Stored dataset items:

:::

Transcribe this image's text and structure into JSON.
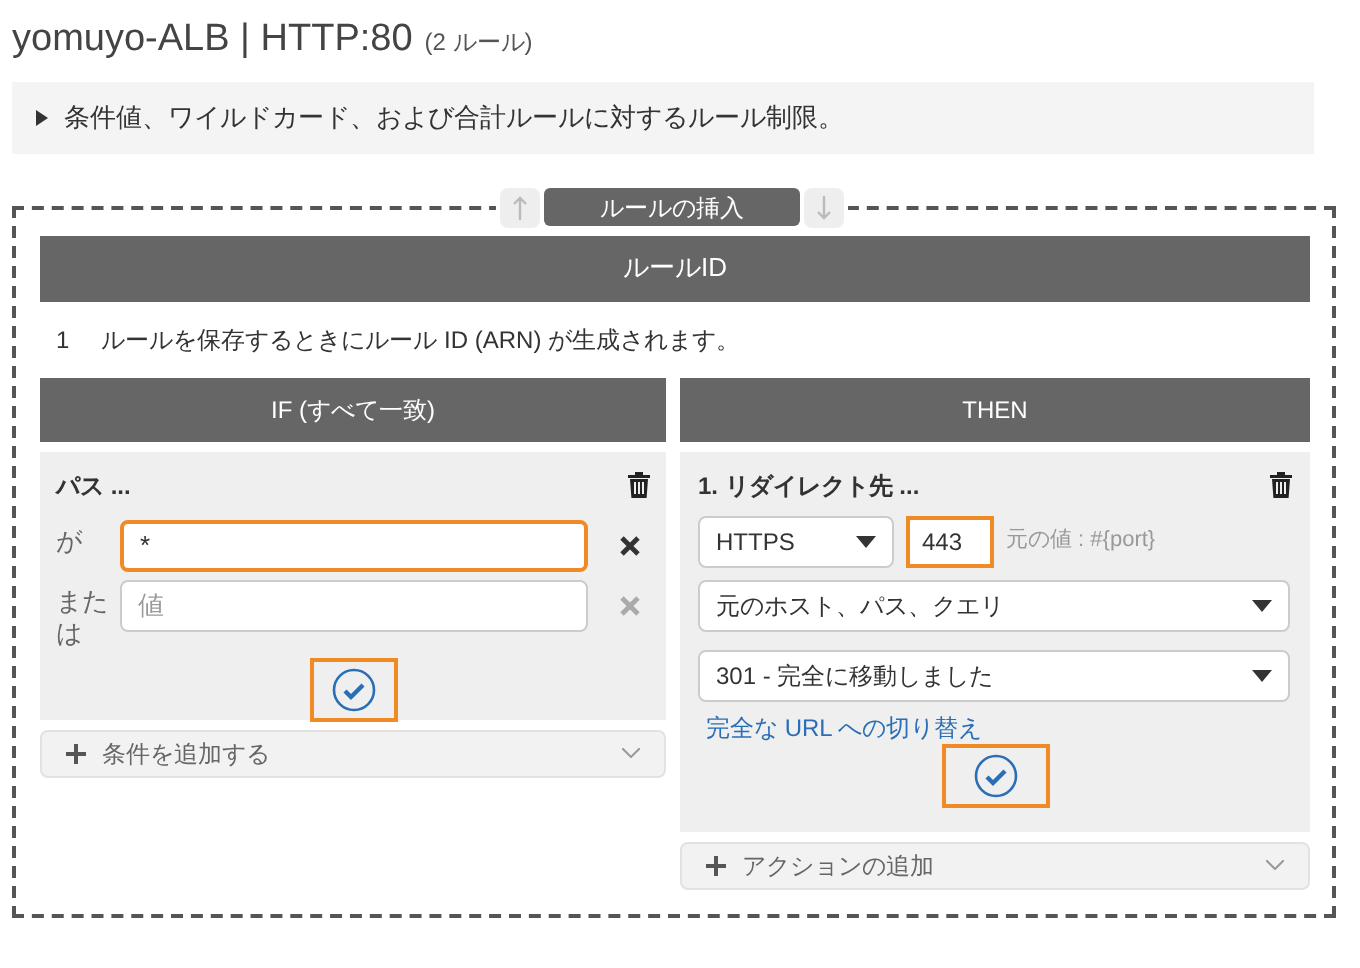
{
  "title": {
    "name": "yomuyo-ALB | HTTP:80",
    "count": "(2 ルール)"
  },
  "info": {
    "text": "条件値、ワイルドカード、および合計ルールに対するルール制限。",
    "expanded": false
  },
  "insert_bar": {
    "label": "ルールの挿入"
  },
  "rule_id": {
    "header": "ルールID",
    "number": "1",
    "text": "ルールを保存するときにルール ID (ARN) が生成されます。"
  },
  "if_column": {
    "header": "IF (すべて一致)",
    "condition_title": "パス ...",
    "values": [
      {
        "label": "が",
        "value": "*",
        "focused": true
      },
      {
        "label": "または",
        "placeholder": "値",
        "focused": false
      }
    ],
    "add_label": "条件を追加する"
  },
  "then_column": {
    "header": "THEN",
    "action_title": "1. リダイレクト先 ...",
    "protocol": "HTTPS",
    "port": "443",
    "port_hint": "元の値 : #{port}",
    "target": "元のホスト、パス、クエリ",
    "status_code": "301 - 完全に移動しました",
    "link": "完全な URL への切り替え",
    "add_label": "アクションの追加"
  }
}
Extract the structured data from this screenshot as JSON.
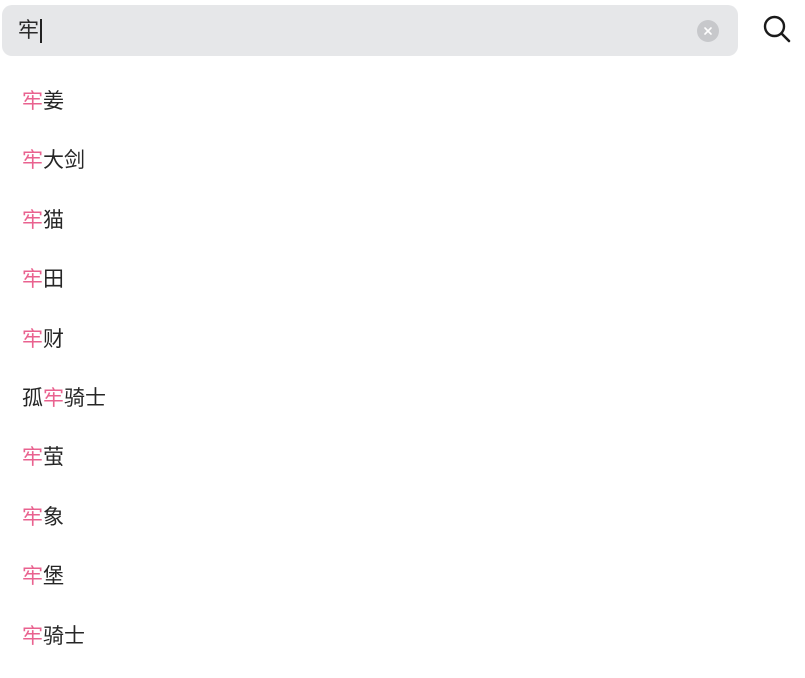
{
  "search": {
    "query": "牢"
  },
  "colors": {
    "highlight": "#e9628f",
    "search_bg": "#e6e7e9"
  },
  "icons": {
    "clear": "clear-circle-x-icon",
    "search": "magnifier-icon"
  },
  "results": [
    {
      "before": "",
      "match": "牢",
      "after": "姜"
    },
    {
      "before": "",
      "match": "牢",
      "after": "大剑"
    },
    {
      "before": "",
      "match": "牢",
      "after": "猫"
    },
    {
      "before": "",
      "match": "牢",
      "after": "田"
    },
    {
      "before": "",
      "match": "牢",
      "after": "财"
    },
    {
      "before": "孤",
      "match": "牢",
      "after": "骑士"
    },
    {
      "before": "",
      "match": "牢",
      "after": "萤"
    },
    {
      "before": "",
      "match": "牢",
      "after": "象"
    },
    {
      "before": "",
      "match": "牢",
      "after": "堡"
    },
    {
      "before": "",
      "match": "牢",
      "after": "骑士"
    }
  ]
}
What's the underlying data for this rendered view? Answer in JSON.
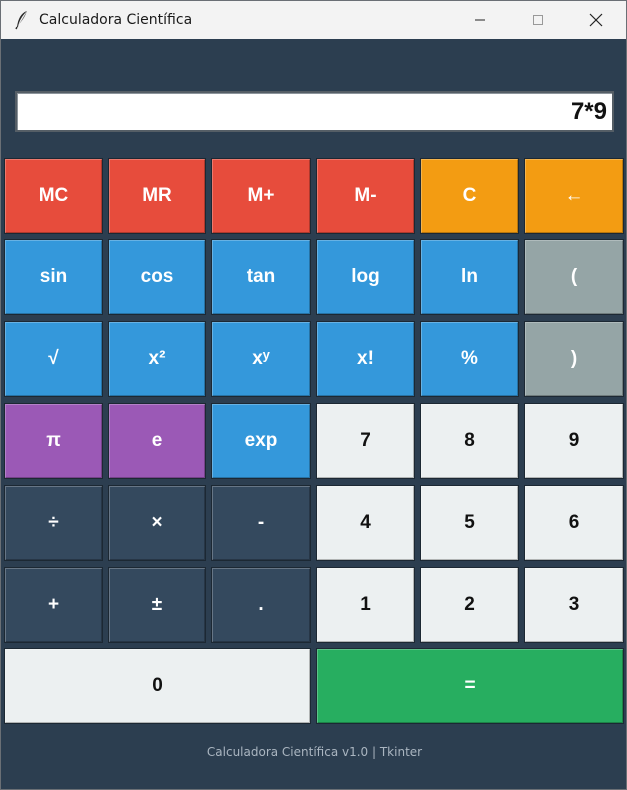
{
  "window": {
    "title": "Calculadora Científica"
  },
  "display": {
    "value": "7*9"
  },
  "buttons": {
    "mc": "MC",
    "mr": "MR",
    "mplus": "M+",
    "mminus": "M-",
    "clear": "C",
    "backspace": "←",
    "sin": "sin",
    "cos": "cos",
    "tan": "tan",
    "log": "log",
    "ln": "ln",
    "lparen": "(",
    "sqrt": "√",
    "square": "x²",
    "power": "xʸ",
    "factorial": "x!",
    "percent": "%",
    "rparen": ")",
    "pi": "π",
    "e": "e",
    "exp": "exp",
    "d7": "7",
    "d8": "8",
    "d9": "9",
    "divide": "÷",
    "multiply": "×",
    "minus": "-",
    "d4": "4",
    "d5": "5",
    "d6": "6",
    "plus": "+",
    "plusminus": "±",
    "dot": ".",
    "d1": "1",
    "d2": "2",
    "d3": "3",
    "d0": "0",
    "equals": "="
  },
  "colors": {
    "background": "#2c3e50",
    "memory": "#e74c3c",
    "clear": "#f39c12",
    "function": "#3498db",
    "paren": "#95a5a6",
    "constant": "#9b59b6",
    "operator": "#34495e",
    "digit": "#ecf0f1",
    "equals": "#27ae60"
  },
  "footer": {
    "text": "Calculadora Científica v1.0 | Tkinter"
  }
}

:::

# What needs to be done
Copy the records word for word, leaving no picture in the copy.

# Solved exercise
Transcribe this image's text and structure into JSON.
{
  "title": {
    "name": "yomuyo-ALB | HTTP:80",
    "count": "(2 ルール)"
  },
  "info": {
    "text": "条件値、ワイルドカード、および合計ルールに対するルール制限。",
    "expanded": false
  },
  "insert_bar": {
    "label": "ルールの挿入"
  },
  "rule_id": {
    "header": "ルールID",
    "number": "1",
    "text": "ルールを保存するときにルール ID (ARN) が生成されます。"
  },
  "if_column": {
    "header": "IF (すべて一致)",
    "condition_title": "パス ...",
    "values": [
      {
        "label": "が",
        "value": "*",
        "focused": true
      },
      {
        "label": "または",
        "placeholder": "値",
        "focused": false
      }
    ],
    "add_label": "条件を追加する"
  },
  "then_column": {
    "header": "THEN",
    "action_title": "1. リダイレクト先 ...",
    "protocol": "HTTPS",
    "port": "443",
    "port_hint": "元の値 : #{port}",
    "target": "元のホスト、パス、クエリ",
    "status_code": "301 - 完全に移動しました",
    "link": "完全な URL への切り替え",
    "add_label": "アクションの追加"
  }
}
Extract the structured data from this screenshot as JSON.
{
  "search": {
    "query": "牢"
  },
  "colors": {
    "highlight": "#e9628f",
    "search_bg": "#e6e7e9"
  },
  "icons": {
    "clear": "clear-circle-x-icon",
    "search": "magnifier-icon"
  },
  "results": [
    {
      "before": "",
      "match": "牢",
      "after": "姜"
    },
    {
      "before": "",
      "match": "牢",
      "after": "大剑"
    },
    {
      "before": "",
      "match": "牢",
      "after": "猫"
    },
    {
      "before": "",
      "match": "牢",
      "after": "田"
    },
    {
      "before": "",
      "match": "牢",
      "after": "财"
    },
    {
      "before": "孤",
      "match": "牢",
      "after": "骑士"
    },
    {
      "before": "",
      "match": "牢",
      "after": "萤"
    },
    {
      "before": "",
      "match": "牢",
      "after": "象"
    },
    {
      "before": "",
      "match": "牢",
      "after": "堡"
    },
    {
      "before": "",
      "match": "牢",
      "after": "骑士"
    }
  ]
}
What's the underlying data for this rendered view? Answer in JSON.
{
  "window": {
    "title": "Calculadora Científica"
  },
  "display": {
    "value": "7*9"
  },
  "buttons": {
    "mc": "MC",
    "mr": "MR",
    "mplus": "M+",
    "mminus": "M-",
    "clear": "C",
    "backspace": "←",
    "sin": "sin",
    "cos": "cos",
    "tan": "tan",
    "log": "log",
    "ln": "ln",
    "lparen": "(",
    "sqrt": "√",
    "square": "x²",
    "power": "xʸ",
    "factorial": "x!",
    "percent": "%",
    "rparen": ")",
    "pi": "π",
    "e": "e",
    "exp": "exp",
    "d7": "7",
    "d8": "8",
    "d9": "9",
    "divide": "÷",
    "multiply": "×",
    "minus": "-",
    "d4": "4",
    "d5": "5",
    "d6": "6",
    "plus": "+",
    "plusminus": "±",
    "dot": ".",
    "d1": "1",
    "d2": "2",
    "d3": "3",
    "d0": "0",
    "equals": "="
  },
  "colors": {
    "background": "#2c3e50",
    "memory": "#e74c3c",
    "clear": "#f39c12",
    "function": "#3498db",
    "paren": "#95a5a6",
    "constant": "#9b59b6",
    "operator": "#34495e",
    "digit": "#ecf0f1",
    "equals": "#27ae60"
  },
  "footer": {
    "text": "Calculadora Científica v1.0 | Tkinter"
  }
}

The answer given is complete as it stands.